Across the district, students performed below the state average in all three subjects in the spring 2016 tests. The only exception was grade five scores in math, where the percentage of fourth graders scoring “proficient” or “advanced” topped the state average 49 percent to 47 percent.
Instead of dwelling on those lagging achievement scores, Schwamb stressed that student’s “student growth percentile” could also judge progress. Unlike the MCAS scores which only measure how a student performs in one year, growth reports indicate how much change there has been in achievement year to year. Those numbers, when taken in aggregate, show how a school performs. This method works independently of MCAS achievement levels.
This year, Schwamb and the principals from Wareham High School, Wareham Middle School and Minot Forest Elementary presented their student growth percentile scores.
While scores improved in those schools compared to last year, some were still lower than the 51 percent target number set by the state.
Wareham High School Principal Scott Palladino said math and English scores seesawed from 2014 to 2016.
In 2014, the student growth percentile for all students in math was 36 percent, but dropped to 27 percent in 2015. Palladino said this year the student growth percentile was 42 percent.
English student growth percentile scores were 55 percent in 2014, but dropped to 42.5 percent in 2015. This year, the student growth percentile was 59 percent.
Wareham Middle School Principal Peter Steedman addressed consistent decline in “composite performance index” science scores on the MCAS from 2014 to 2016. The composite performance index measures student progress towards proficiency in a subject.

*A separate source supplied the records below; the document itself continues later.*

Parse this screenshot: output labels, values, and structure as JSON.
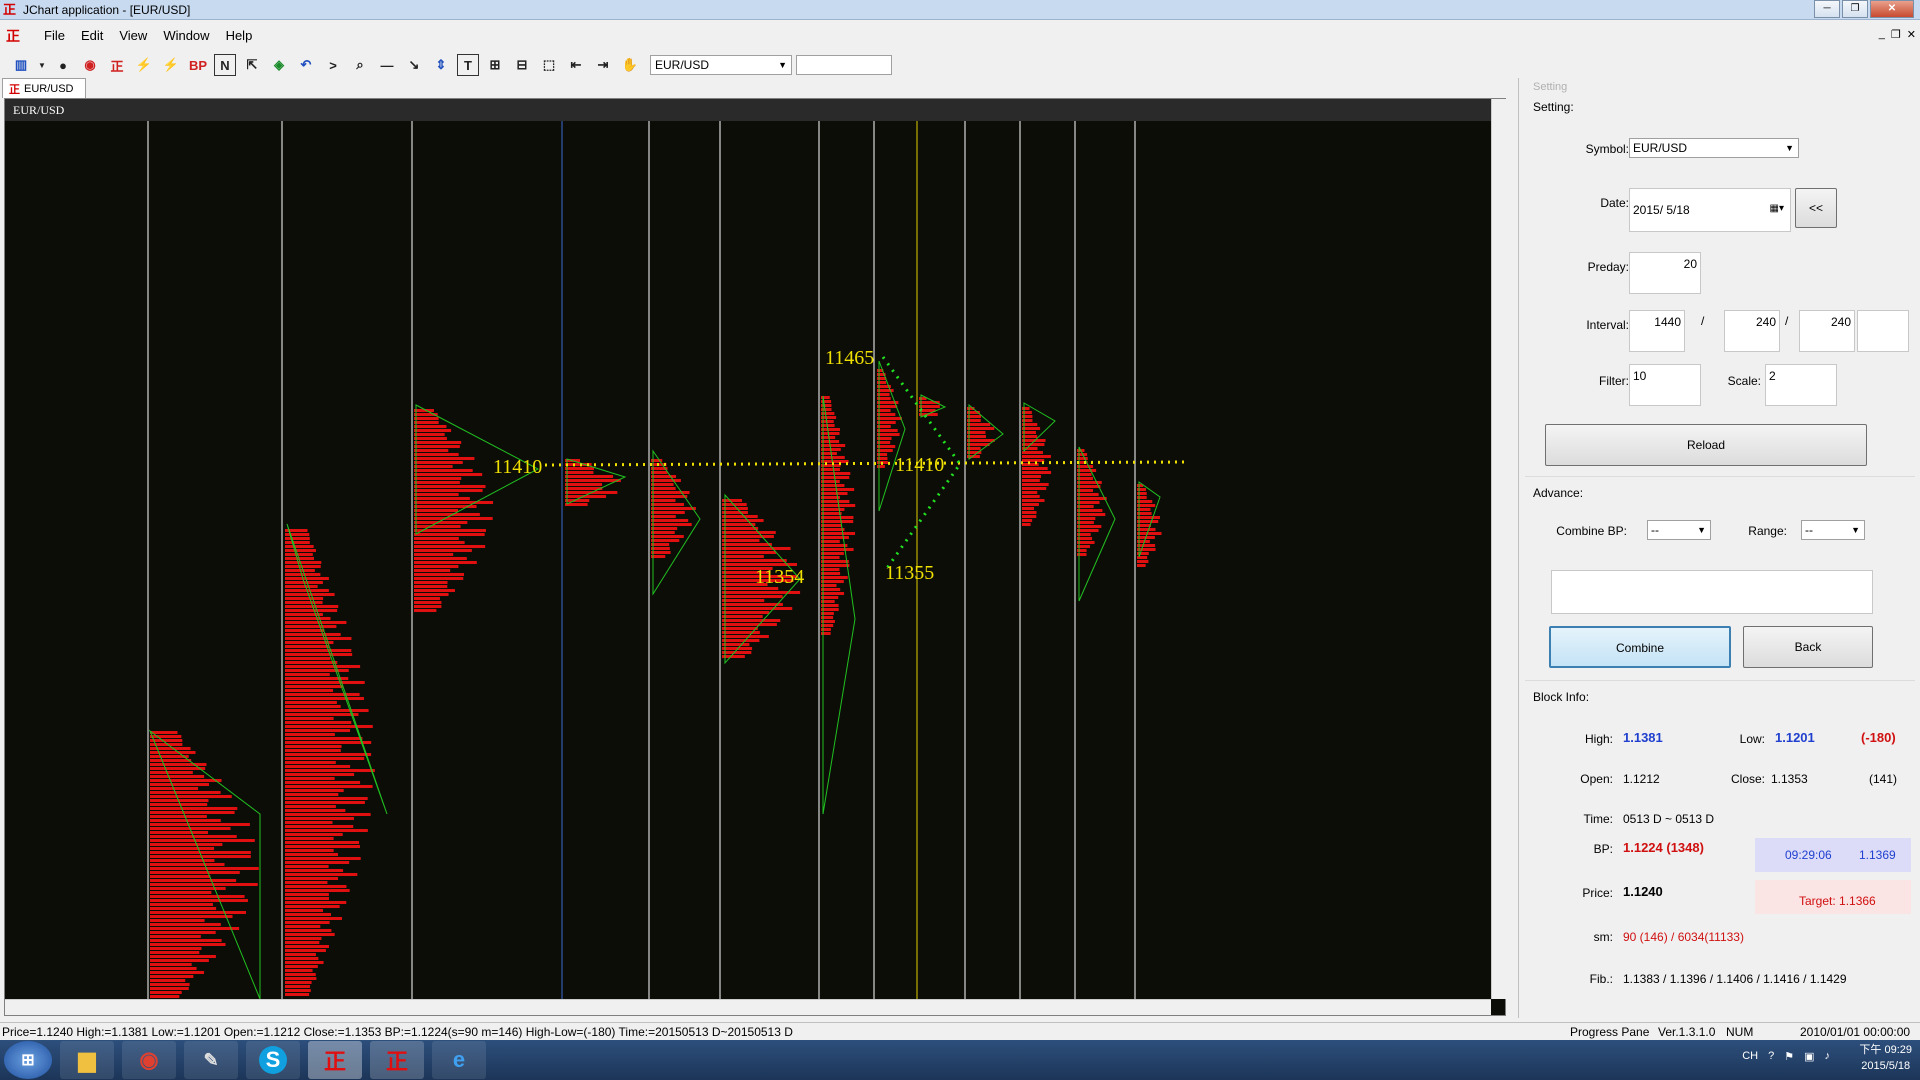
{
  "window": {
    "title": "JChart application - [EUR/USD]"
  },
  "menu": {
    "file": "File",
    "edit": "Edit",
    "view": "View",
    "window": "Window",
    "help": "Help"
  },
  "toolbar": {
    "bp_label": "BP",
    "n_label": "N",
    "t_label": "T",
    "symbol": "EUR/USD",
    "search": ""
  },
  "tab": {
    "label": "EUR/USD"
  },
  "chart": {
    "header": "EUR/USD",
    "annotations": [
      "11465",
      "11410",
      "11410",
      "11354",
      "11355"
    ],
    "colors": {
      "background": "#0d0d08",
      "profile": "#e01010",
      "triangle": "#20c020",
      "dotted_level": "#f0e000",
      "dotted_green": "#20e020",
      "label": "#f0e000",
      "separator": "#ffffff",
      "separator_blue": "#3a6ad0",
      "separator_yellow": "#e0d000"
    }
  },
  "panel": {
    "title": "Setting",
    "setting_label": "Setting:",
    "symbol_label": "Symbol:",
    "symbol_value": "EUR/USD",
    "date_label": "Date:",
    "date_value": "2015/  5/18",
    "date_btn": "<<",
    "preday_label": "Preday:",
    "preday_value": "20",
    "interval_label": "Interval:",
    "interval_1": "1440",
    "interval_2": "240",
    "interval_3": "240",
    "interval_4": "",
    "slash": "/",
    "filter_label": "Filter:",
    "filter_value": "10",
    "scale_label": "Scale:",
    "scale_value": "2",
    "reload": "Reload",
    "advance_label": "Advance:",
    "combine_bp_label": "Combine BP:",
    "combine_bp_value": "--",
    "range_label": "Range:",
    "range_value": "--",
    "memo": "",
    "combine": "Combine",
    "back": "Back",
    "block_info_label": "Block Info:",
    "high_label": "High:",
    "high_value": "1.1381",
    "low_label": "Low:",
    "low_value": "1.1201",
    "diff": "(-180)",
    "open_label": "Open:",
    "open_value": "1.1212",
    "close_label": "Close:",
    "close_value": "1.1353",
    "close_count": "(141)",
    "time_label": "Time:",
    "time_value": "0513 D ~ 0513 D",
    "bp_label": "BP:",
    "bp_value": "1.1224 (1348)",
    "bp_time": "09:29:06",
    "bp_price": "1.1369",
    "price_label": "Price:",
    "price_value": "1.1240",
    "target": "Target: 1.1366",
    "sm_label": "sm:",
    "sm_value": "90 (146) / 6034(11133)",
    "fib_label": "Fib.:",
    "fib_value": "1.1383 / 1.1396 / 1.1406 / 1.1416 / 1.1429"
  },
  "status": {
    "main": "Price=1.1240  High:=1.1381  Low:=1.1201  Open:=1.1212  Close:=1.1353  BP:=1.1224(s=90 m=146)  High-Low=(-180)  Time:=20150513 D~20150513 D",
    "progress": "Progress Pane",
    "version": "Ver.1.3.1.0",
    "num": "NUM",
    "datetime": "2010/01/01 00:00:00"
  },
  "taskbar": {
    "time": "下午 09:29",
    "date": "2015/5/18",
    "lang": "CH"
  }
}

In 2014, the composite performance index was 77.2 percent; it was 74.8 percent in 2015 and 69.8 percent in 2016.
Steedman said there is a plan in place to bring those scores up. He noted that many schools across the state experienced similar drops due to differences between curriculum and MCAS.
“There is now a transition plan in place for science,” said Steedman. “The Department of Education said they did see a dip in other middle schools across Massachusetts.”
Steedman also focused on climbing student growth percentile scores.
In 2015, the English student growth percentile was 37 percent and this year that number was 44 percent. Math scores rose from 30 percent in 2015 to 39 percent in 2016. The state target for the middle school remained the same at 51 percent.
“The changes we see in growth will eventually change into achievement,” said Steedman. “We know where the deficiencies lie and we understand our growth target needs to be 51.”
Of the schools, only Minot Forest Elementary scores were above the state target for this year.
Principal Joan Seamans said the English student growth percentile score was 48 percent in 2015 and 52 percent in 2016. Mathematics scores were impressive, jumping from 56 percent in 2015 to 60 percent in 2016.
“I don’t think any school has had as compelling [student growth percentile] results,” said committee member Geoff Swett.